8. Two big ousters at CBS.
Les Moonves, the network’s longtime chief executive, stepped down after The New Yorker published a second round of sexual-misconduct allegations against him. Mr. Moonves, who has maintained his innocence, once had broad support, but board members turned against him after determining he had misled them.
And Jeff Fager, the longtime executive producer of “60 Minutes,” was dismissed amid allegations of sexual misconduct and a threatening text message he sent to a CBS reporter working on a story about the accusations against him and Mr. Moonves. Mr. Fager has denied the misconduct claims.
The firings raise questions about the future of “60 Minutes,” CBS’s flagship news program.
9. Robert Galbraith, a.k.a. J.K. Rowling, has a new mystery novel out this weekend.

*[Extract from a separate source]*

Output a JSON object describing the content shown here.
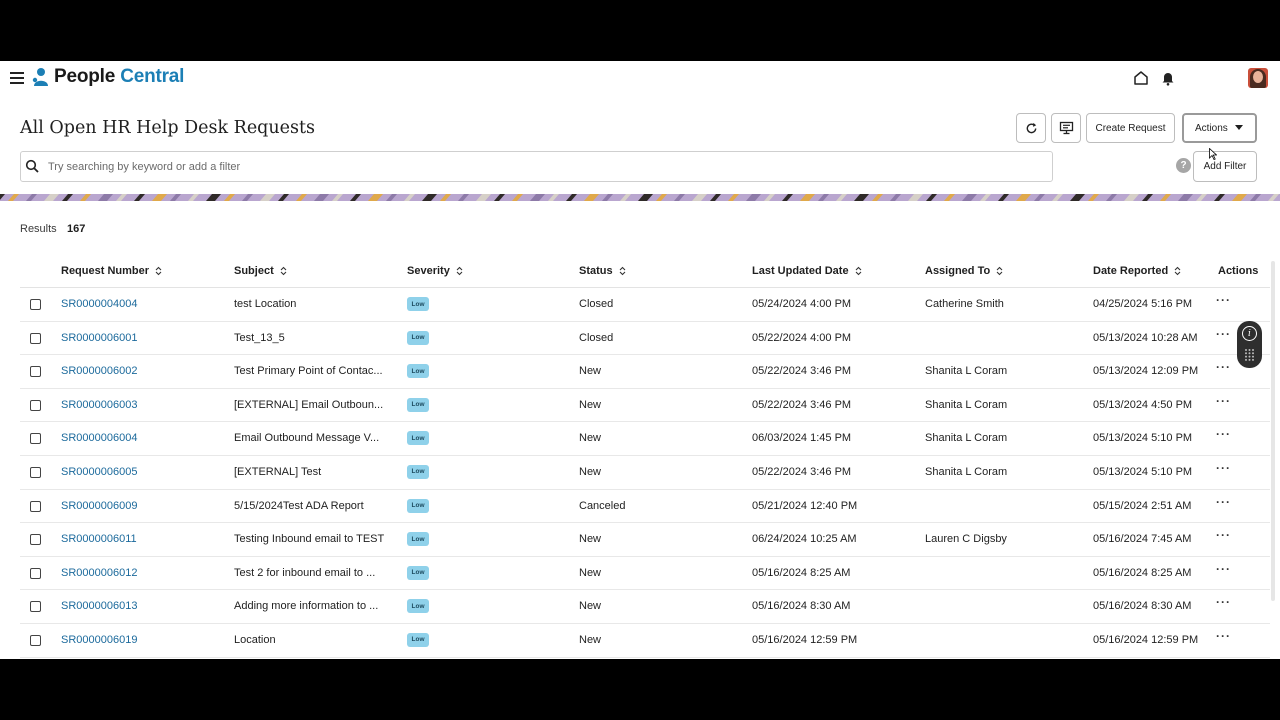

Ahead of its release, we sat down with the author for a rare interview, including what music to listen to while reading the book and what next act awaits.
Was it a challenge to write mysteries? “I’ve incorporated an element of mystery in all my novels,” the author said. “The Potters were variously whodunits, whydunits and howdidits.”
10. Finally, the state of affairs 25 years after the Oslo accords; spending time with Maya Rudolph, above; and King Kong’s Broadway debut: We have these stories and more in our Best Weekend Reads.
For more suggestions on what to read, watch and listen to, may we suggest these nine new books our editors liked, a glance at the latest recommendations from Watching, or our music critics’ latest playlist.
Have a great week.
Your Weekend Briefing is published Sundays at 6 a.m. Eastern.
Browse our full range of Times newsletters here.
What did you like? What do you want to see here? Let us know at email@example.com.